Wednesday, August 4, 2010

Happy Birthday Dear Leader

Yes, today is reputedly Dear Leader's birthday.  We trust you all dutifully smoked a joint or three to celebrate with him.

We remain in awe of his accomplishments.  He came from modest roots, with no money and no connection.  He has no record of  note in business, government or education, yet he has become the leader the the world's foremost economic and military power.

And he says America is NOT exceptional.

Perhaps he needs to move beyond sharing the wealth.  He needs to share his weed, so the rest of us can grasp his logic.

Monday, August 2, 2010

Liberal Sophistry And The End of Freedom

During her confirmation hearings, Elena Kagan was asked whether the Congress has the authority to direct that citizens eat so many fruits and vegetables each day. She first dismissed the idea as a “dumb law” that would not be enforced. When pressed, she could not articulate a meaningful limit to the power of the Federal Government under the Commerce Clause of the Constitution. Clearly she belongs to the school that holds that the Commerce Clause grants Congress plenary power to regulate anything that touches upon commerce between the States. This broad reading underlies much of the economic regulation of the New Deal, portions of Great Society civil rights laws and the recent health care “reform.” Yet the this argument contains a potentially fatal flaw – “commerce between the States” is apparently a term without limits. It applies equally to one state attempting to tax goods imported from another state to the lunch counter owner who does not want to serve Jews or other “infidels” to your choice of health care provider. Each example involves economic choices, and therefore effects commerce. Given the national, if not global, nature of the American economy, it would be difficult to find such a decision that does not involve something that crossed state lines at some time.

What other transactions might fall within the scope of the Commerce Clause? Realistically – anything. Houses use materials that come from across the nation, and consume fuel that generally crosses state lines. Surely Congress has the power to regulate the size and energy consumption of each home. The same analysis applies to your wardrobe. After all, imagine the millions society would save if homes came in standard sizes and designs and we all wore jeans and T shirts (with a Mao jacket for formal occasions, such as the annual August 4 celebrations).

Surely not, you object. My home and my clothing are part of my self expression and must be protected. Must they? Congress would not be regulating you, merely what could be made and sold in the markets. You would still be free to wear your “Born To Be Conservative” T shirt – if you could make it yourself. (Of course, making such a shirt might expose you to charges of misappropriation of resources.)
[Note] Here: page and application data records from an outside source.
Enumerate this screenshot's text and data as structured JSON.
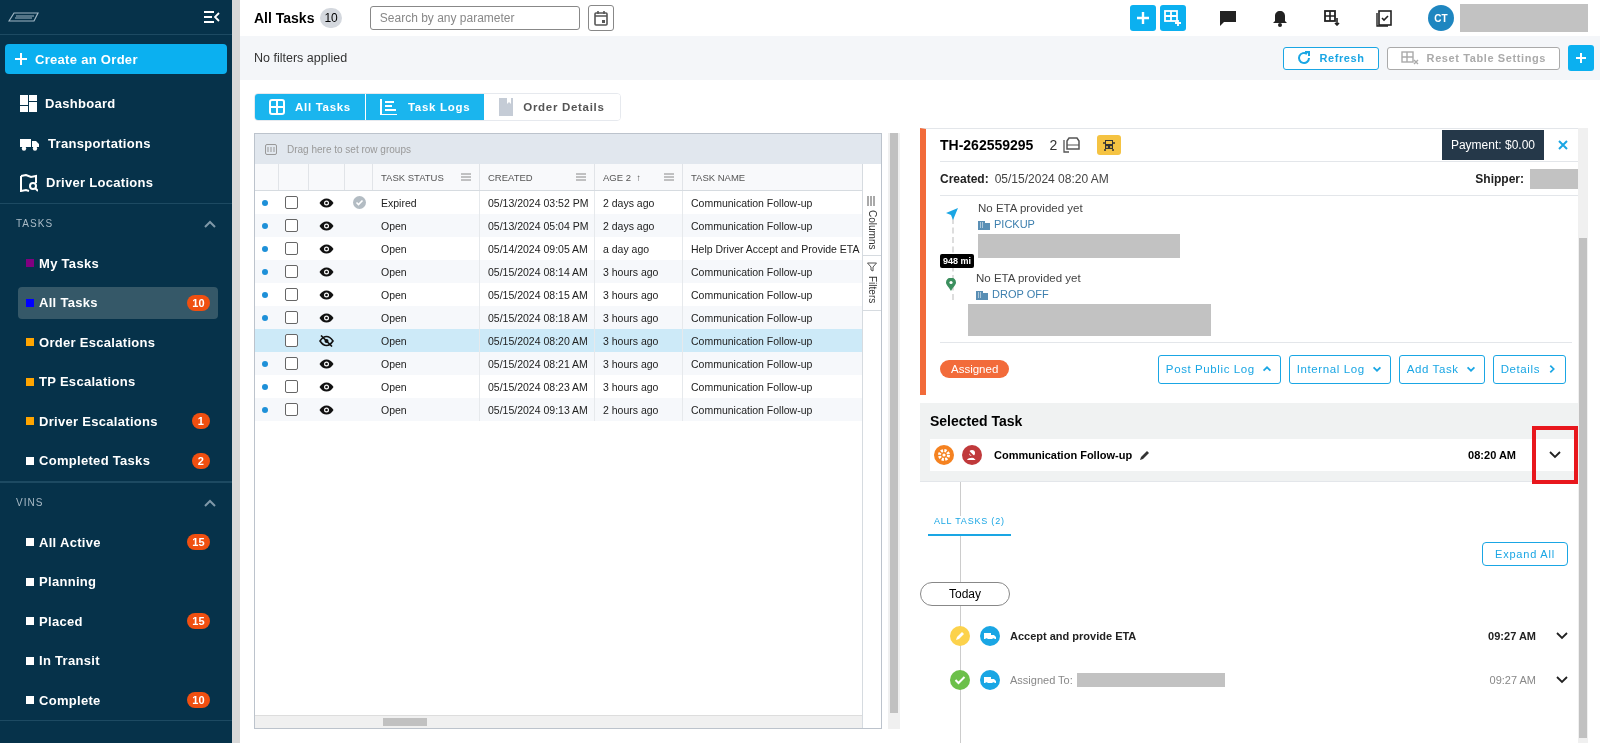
{
  "sidebar": {
    "create_button": "Create an Order",
    "nav": [
      {
        "label": "Dashboard"
      },
      {
        "label": "Transportations"
      },
      {
        "label": "Driver Locations"
      }
    ],
    "sections": [
      {
        "title": "TASKS",
        "expanded": true,
        "items": [
          {
            "label": "My Tasks",
            "color": "#800080",
            "selected": false
          },
          {
            "label": "All Tasks",
            "color": "#0000ff",
            "selected": true,
            "badge": "10"
          },
          {
            "label": "Order Escalations",
            "color": "#ffa500",
            "selected": false
          },
          {
            "label": "TP Escalations",
            "color": "#ffa500",
            "selected": false
          },
          {
            "label": "Driver Escalations",
            "color": "#ffa500",
            "selected": false,
            "badge": "1"
          },
          {
            "label": "Completed Tasks",
            "color": "#ffffff",
            "selected": false,
            "badge": "2"
          }
        ]
      },
      {
        "title": "VINS",
        "expanded": true,
        "items": [
          {
            "label": "All Active",
            "color": "#ffffff",
            "selected": false,
            "badge": "15"
          },
          {
            "label": "Planning",
            "color": "#ffffff",
            "selected": false
          },
          {
            "label": "Placed",
            "color": "#ffffff",
            "selected": false,
            "badge": "15"
          },
          {
            "label": "In Transit",
            "color": "#ffffff",
            "selected": false
          },
          {
            "label": "Complete",
            "color": "#ffffff",
            "selected": false,
            "badge": "10"
          }
        ]
      }
    ]
  },
  "header": {
    "title": "All Tasks",
    "count": "10",
    "search_placeholder": "Search by any parameter",
    "user_initials": "CT"
  },
  "filter_bar": {
    "text": "No filters applied",
    "refresh": "Refresh",
    "reset": {
      "label": "Reset Table Settings",
      "disabled": true
    }
  },
  "view_tabs": [
    {
      "label": "All Tasks",
      "selected": true
    },
    {
      "label": "Task Logs",
      "selected": true
    },
    {
      "label": "Order Details",
      "selected": false
    }
  ],
  "table": {
    "group_hint": "Drag here to set row groups",
    "columns": [
      "TASK STATUS",
      "CREATED",
      "AGE 2",
      "TASK NAME"
    ],
    "sort_arrow": "↑",
    "side_tabs": [
      "Columns",
      "Filters"
    ],
    "rows": [
      {
        "unread": true,
        "hidden": false,
        "selected": false,
        "verified": true,
        "status": "Expired",
        "created": "05/13/2024 03:52 PM",
        "age": "2 days ago",
        "name": "Communication Follow-up"
      },
      {
        "unread": true,
        "hidden": false,
        "selected": false,
        "verified": false,
        "status": "Open",
        "created": "05/13/2024 05:04 PM",
        "age": "2 days ago",
        "name": "Communication Follow-up"
      },
      {
        "unread": true,
        "hidden": false,
        "selected": false,
        "verified": false,
        "status": "Open",
        "created": "05/14/2024 09:05 AM",
        "age": "a day ago",
        "name": "Help Driver Accept and Provide ETA"
      },
      {
        "unread": true,
        "hidden": false,
        "selected": false,
        "verified": false,
        "status": "Open",
        "created": "05/15/2024 08:14 AM",
        "age": "3 hours ago",
        "name": "Communication Follow-up"
      },
      {
        "unread": true,
        "hidden": false,
        "selected": false,
        "verified": false,
        "status": "Open",
        "created": "05/15/2024 08:15 AM",
        "age": "3 hours ago",
        "name": "Communication Follow-up"
      },
      {
        "unread": true,
        "hidden": false,
        "selected": false,
        "verified": false,
        "status": "Open",
        "created": "05/15/2024 08:18 AM",
        "age": "3 hours ago",
        "name": "Communication Follow-up"
      },
      {
        "unread": false,
        "hidden": true,
        "selected": true,
        "verified": false,
        "status": "Open",
        "created": "05/15/2024 08:20 AM",
        "age": "3 hours ago",
        "name": "Communication Follow-up"
      },
      {
        "unread": true,
        "hidden": false,
        "selected": false,
        "verified": false,
        "status": "Open",
        "created": "05/15/2024 08:21 AM",
        "age": "3 hours ago",
        "name": "Communication Follow-up"
      },
      {
        "unread": true,
        "hidden": false,
        "selected": false,
        "verified": false,
        "status": "Open",
        "created": "05/15/2024 08:23 AM",
        "age": "3 hours ago",
        "name": "Communication Follow-up"
      },
      {
        "unread": true,
        "hidden": false,
        "selected": false,
        "verified": false,
        "status": "Open",
        "created": "05/15/2024 09:13 AM",
        "age": "2 hours ago",
        "name": "Communication Follow-up"
      }
    ]
  },
  "order_card": {
    "id": "TH-262559295",
    "vehicles": "2",
    "payment": "Payment: $0.00",
    "created_label": "Created:",
    "created": "05/15/2024 08:20 AM",
    "shipper_label": "Shipper:",
    "distance": "948 mi",
    "stops": [
      {
        "kind": "pickup",
        "eta": "No ETA provided yet",
        "label": "PICKUP"
      },
      {
        "kind": "dropoff",
        "eta": "No ETA provided yet",
        "label": "DROP OFF"
      }
    ],
    "status": "Assigned",
    "actions": [
      "Post Public Log",
      "Internal Log",
      "Add Task",
      "Details"
    ]
  },
  "selected_task": {
    "heading": "Selected Task",
    "name": "Communication Follow-up",
    "time": "08:20 AM",
    "highlighted": true
  },
  "timeline": {
    "tab": "ALL TASKS (2)",
    "expand_all": "Expand All",
    "day": "Today",
    "logs": [
      {
        "kind": "edit",
        "title": "Accept and provide ETA",
        "time": "09:27 AM",
        "bold": true
      },
      {
        "kind": "done",
        "title": "Assigned To:",
        "time": "09:27 AM",
        "bold": false
      }
    ]
  }
}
But the most frightening implication remains. Commerce cannot exist without consumers, which opens the door to regulation of the market IN consumers. After all, the number, type, health, intelligence, etc of consumers directly effect the demands on the market, and so effect commerce.
The logical conclusion is chilling. Too old or too sick. Go home and take this pill. It will be painless.
Will your unborn child be born “defective”? This way to the abortion booth. (By the way, who would decide what constitutes a “defect”?) Bad genes? For example, are you prone to heart disease? Your sex license is suspended until you submit to sterilization. Good genes? Congratulations – have you met your reproductive quota?
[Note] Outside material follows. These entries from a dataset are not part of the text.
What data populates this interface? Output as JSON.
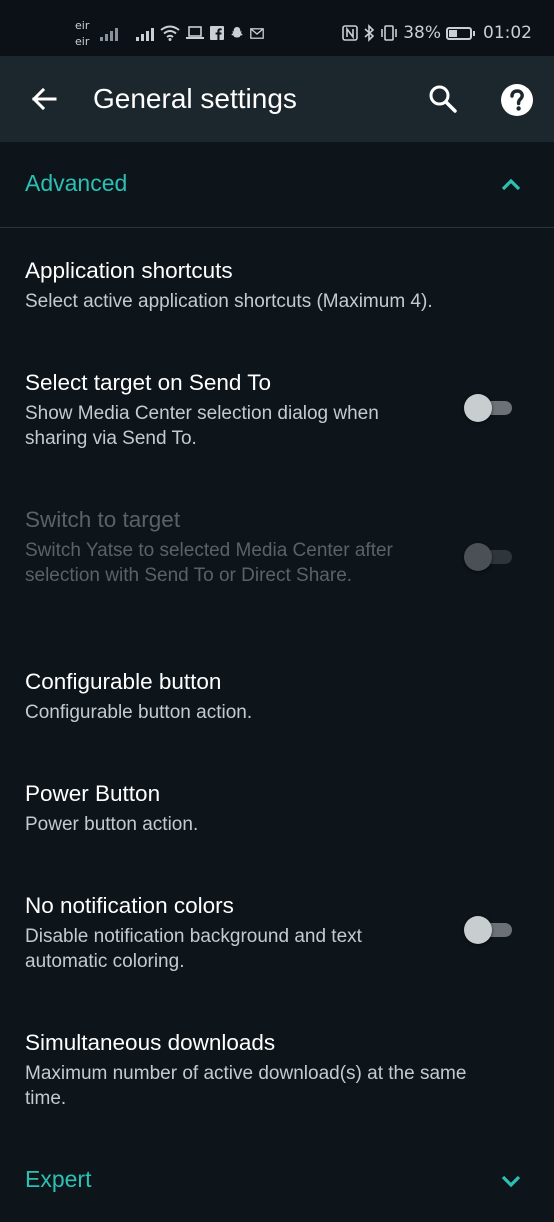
{
  "status_bar": {
    "carrier_1": "eir",
    "carrier_2": "eir",
    "battery_percent": "38%",
    "battery_level": 0.38,
    "time": "01:02",
    "icons": [
      "signal-icon",
      "signal-icon",
      "wifi-icon",
      "laptop-icon",
      "facebook-icon",
      "snapchat-icon",
      "mail-icon",
      "nfc-icon",
      "bluetooth-icon",
      "vibrate-icon",
      "battery-icon"
    ]
  },
  "app_bar": {
    "title": "General settings",
    "icons": [
      "back-arrow-icon",
      "search-icon",
      "help-icon"
    ]
  },
  "sections": {
    "advanced": {
      "label": "Advanced",
      "expanded": true
    },
    "expert": {
      "label": "Expert",
      "expanded": false
    }
  },
  "settings": [
    {
      "title": "Application shortcuts",
      "summary": "Select active application shortcuts (Maximum 4).",
      "has_toggle": false,
      "enabled": true
    },
    {
      "title": "Select target on Send To",
      "summary": "Show Media Center selection dialog when sharing via Send To.",
      "has_toggle": true,
      "checked": false,
      "enabled": true
    },
    {
      "title": "Switch to target",
      "summary": "Switch Yatse to selected Media Center after selection with Send To or Direct Share.",
      "has_toggle": true,
      "checked": false,
      "enabled": false
    },
    {
      "title": "Configurable button",
      "summary": "Configurable button action.",
      "has_toggle": false,
      "enabled": true
    },
    {
      "title": "Power Button",
      "summary": "Power button action.",
      "has_toggle": false,
      "enabled": true
    },
    {
      "title": "No notification colors",
      "summary": "Disable notification background and text automatic coloring.",
      "has_toggle": true,
      "checked": false,
      "enabled": true
    },
    {
      "title": "Simultaneous downloads",
      "summary": "Maximum number of active download(s) at the same time.",
      "has_toggle": false,
      "enabled": true
    }
  ],
  "colors": {
    "accent": "#2bc0b4",
    "background": "#0d141a",
    "app_bar": "#1c262d",
    "status_bar": "#0b1116"
  }
}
What is more integral to “commerce” than consumers?

Feminists might argue that some level of reproductive rights are protected by Roe v. Wade. Perhaps.
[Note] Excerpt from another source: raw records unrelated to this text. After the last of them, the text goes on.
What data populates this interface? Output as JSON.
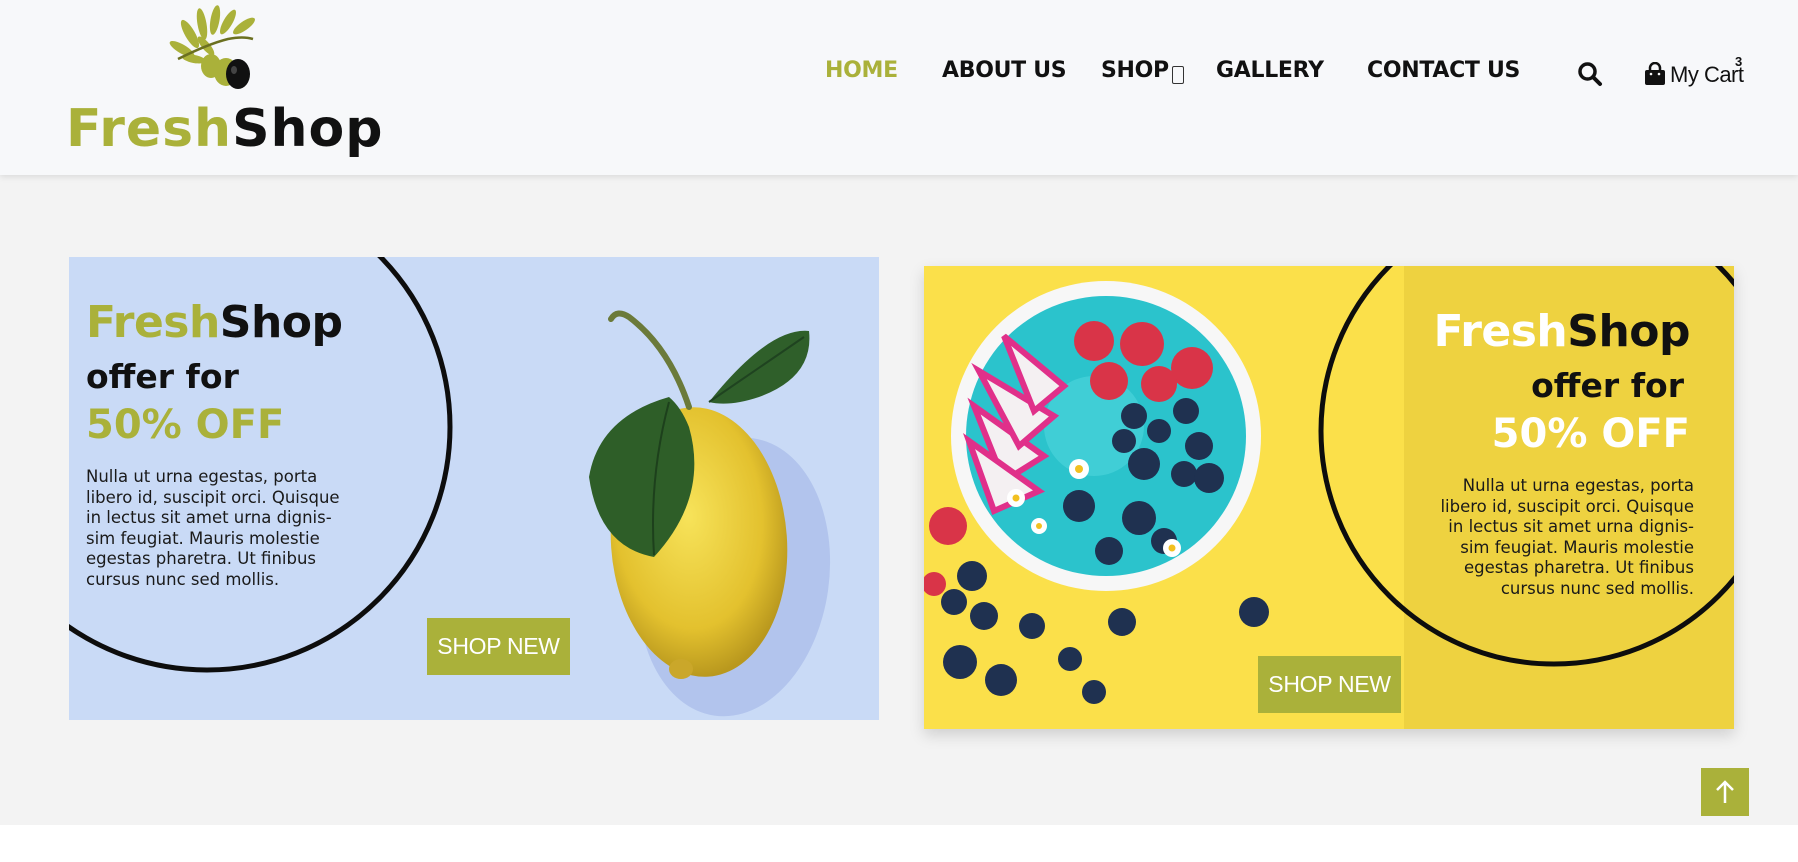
{
  "logo": {
    "fresh": "Fresh",
    "shop": "Shop"
  },
  "nav": {
    "items": [
      {
        "label": "HOME",
        "active": true
      },
      {
        "label": "ABOUT US",
        "active": false
      },
      {
        "label": "SHOP",
        "active": false
      },
      {
        "label": "GALLERY",
        "active": false
      },
      {
        "label": "CONTACT US",
        "active": false
      }
    ],
    "cart_label": "My Cart",
    "cart_count": "3"
  },
  "banners": [
    {
      "brand_fresh": "Fresh",
      "brand_shop": "Shop",
      "offer": "offer for",
      "discount": "50% OFF",
      "desc_lines": [
        "Nulla ut urna egestas, porta",
        "libero id, suscipit orci. Quisque",
        "in lectus sit amet urna dignis-",
        "sim feugiat. Mauris molestie",
        "egestas pharetra. Ut finibus",
        "cursus nunc sed mollis."
      ],
      "button": "SHOP NEW"
    },
    {
      "brand_fresh": "Fresh",
      "brand_shop": "Shop",
      "offer": "offer for",
      "discount": "50% OFF",
      "desc_lines": [
        "Nulla ut urna egestas, porta",
        "libero id, suscipit orci. Quisque",
        "in lectus sit amet urna dignis-",
        "sim feugiat. Mauris molestie",
        "egestas pharetra. Ut finibus",
        "cursus nunc sed mollis."
      ],
      "button": "SHOP NEW"
    }
  ],
  "colors": {
    "accent": "#aab13a",
    "banner1_bg": "#c9daf6",
    "banner2_bg": "#f6d84a",
    "text_dark": "#111111"
  },
  "icons": {
    "search": "search-icon",
    "cart": "shopping-bag-icon",
    "dropdown": "dropdown-caret-icon",
    "scroll_top": "arrow-up-icon"
  }
}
The term “reproductive rights” does not appear in the Constitution. Indeed Roe rests on a right found to exist in the “penumbra” of the Constitution. It would be a poor lawyer indeed who could not dispel the Roe “penumbra” with the express authority of the Commerce Clause. As Representative Pete Stark recently said “The Federal government can do most anything” in America.
Therein lies the greatest danger of the liberal utopia. A society in which the evils of Big Business have been vanquished and everyone has been protected against all harm – including their own poor decisions – is necessarily a society in which everyone is free to do whatever they are told.